cover image Louisa June and the Nazis in the Waves

Louisa June and the Nazis in the Waves

L.M. Elliott. HarperCollins/Tegen, $16.99 (320p) ISBN 978-0-06305-656-5

An infrequently explored aspect of WWII history—German submarines torpedoing U.S. cargo ships along America’s East Coast—underpins Elliott’s (Walls) well-crafted novel narrated by 13-year-old Louisa June, youngest of five in a loving, cued-white family in coastal Tidewater Virginia. The story begins in March 1942, soon after America’s entry into WWII, as the Chesapeake Bay and waters off Tidewater become the submarines’ “favorite hunting grounds” (though local civilians are unaware). Louisa’s three oldest siblings depart to help the war effort, leaving her to monitor Mama’s “melancholy,” a frequently contained depression. When Louisa’s beloved college-bound brother is killed by a German submarine’s fire on the family’s tugboat, and her father is injured, then overtaken by guilt and grief, her mother falls into a deep depression, laced with anger and blame. Louisa, also bereft, struggles to keep the household afloat and care for them. Welcome help comes from elderly, worldly, and spirited cousin Belle, who offers no-nonsense emotional support, plus food, books, and kittens.

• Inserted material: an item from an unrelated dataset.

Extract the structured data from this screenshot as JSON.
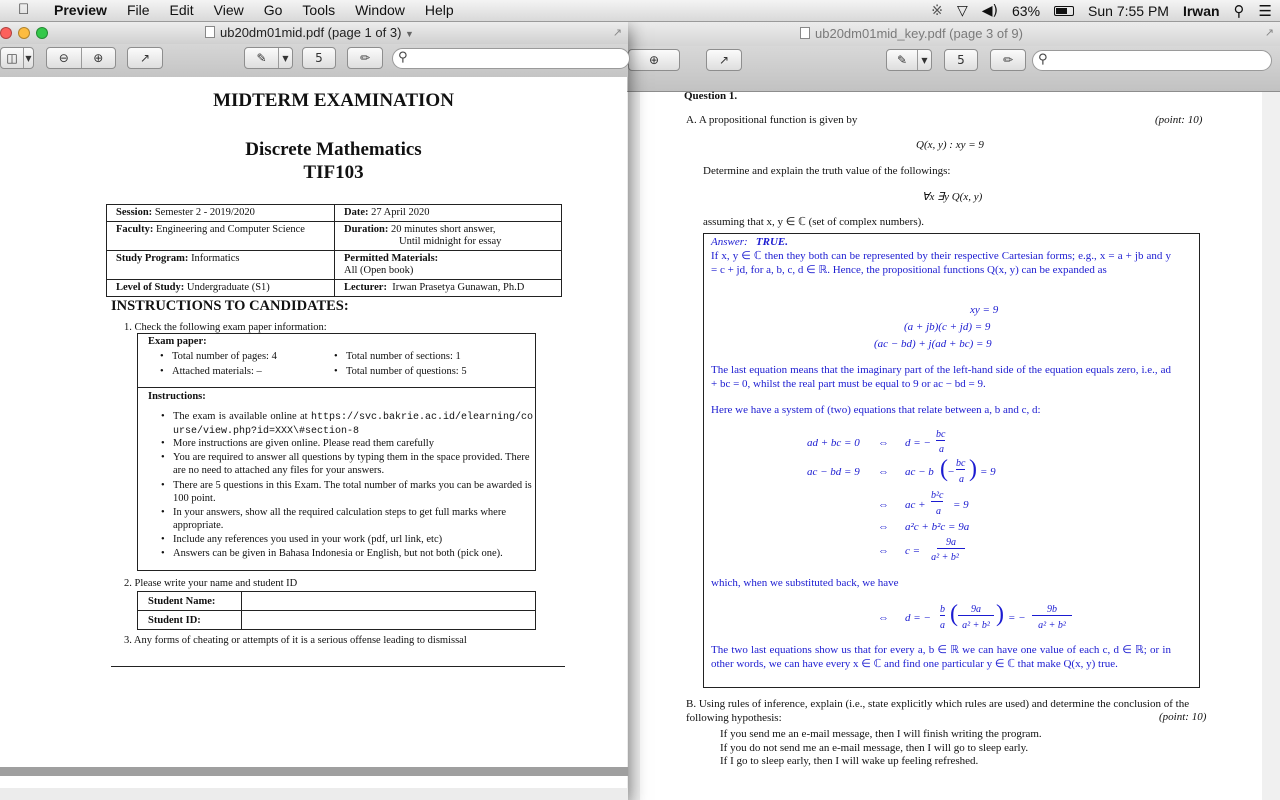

Louisa’s growing understanding of the devastation that the German submarines are causing propels her to find a way to join the war effort. Evocative descriptions of the region’s natural life—“egrets and blue herons wading through the feathery inlets”—ground this realistic depiction of one family’s efforts to withstand depression and personal tragedy during wartime. Ages 8–12. (Mar.)